**WHAT TO WORK ON:** The reply should contain every line of the data, repeated exactly, and no pictures.

**DATA RECORDS:**
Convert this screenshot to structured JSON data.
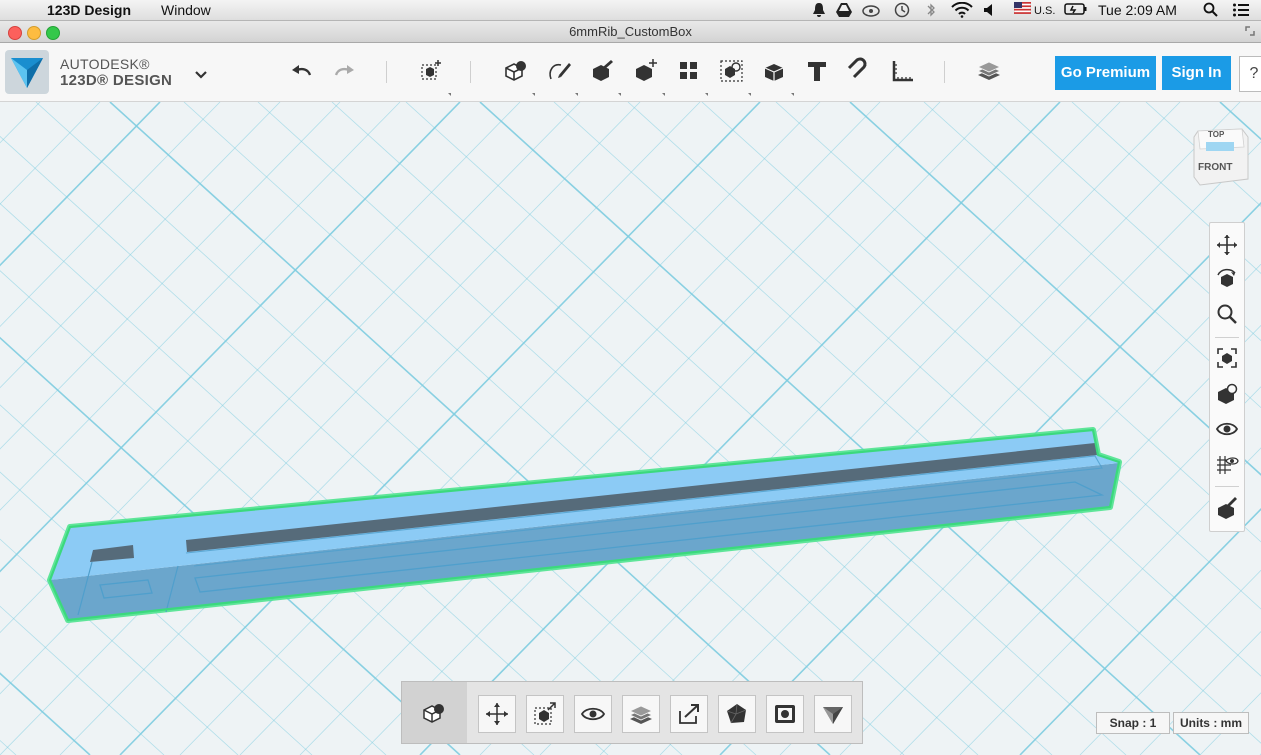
{
  "menubar": {
    "app_name": "123D Design",
    "menu_window": "Window",
    "keyboard": "U.S.",
    "clock": "Tue 2:09 AM"
  },
  "window": {
    "title": "6mmRib_CustomBox"
  },
  "brand": {
    "line1": "AUTODESK®",
    "line2": "123D® DESIGN"
  },
  "toolbar": {
    "go_premium": "Go Premium",
    "sign_in": "Sign In",
    "help": "?"
  },
  "viewcube": {
    "top": "TOP",
    "front": "FRONT"
  },
  "status": {
    "snap": "Snap : 1",
    "units": "Units : mm"
  },
  "colors": {
    "accent": "#1b9be6",
    "model_fill": "#8ccbf5",
    "selection_outline": "#4fe38f",
    "grid_line": "#7fcde0"
  }
}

**EXERCISE OUTPUT:**
Convert this screenshot to structured JSON data.
{
  "menubar": {
    "app_name": "123D Design",
    "menu_window": "Window",
    "keyboard": "U.S.",
    "clock": "Tue 2:09 AM"
  },
  "window": {
    "title": "6mmRib_CustomBox"
  },
  "brand": {
    "line1": "AUTODESK®",
    "line2": "123D® DESIGN"
  },
  "toolbar": {
    "go_premium": "Go Premium",
    "sign_in": "Sign In",
    "help": "?"
  },
  "viewcube": {
    "top": "TOP",
    "front": "FRONT"
  },
  "status": {
    "snap": "Snap : 1",
    "units": "Units : mm"
  },
  "colors": {
    "accent": "#1b9be6",
    "model_fill": "#8ccbf5",
    "selection_outline": "#4fe38f",
    "grid_line": "#7fcde0"
  }
}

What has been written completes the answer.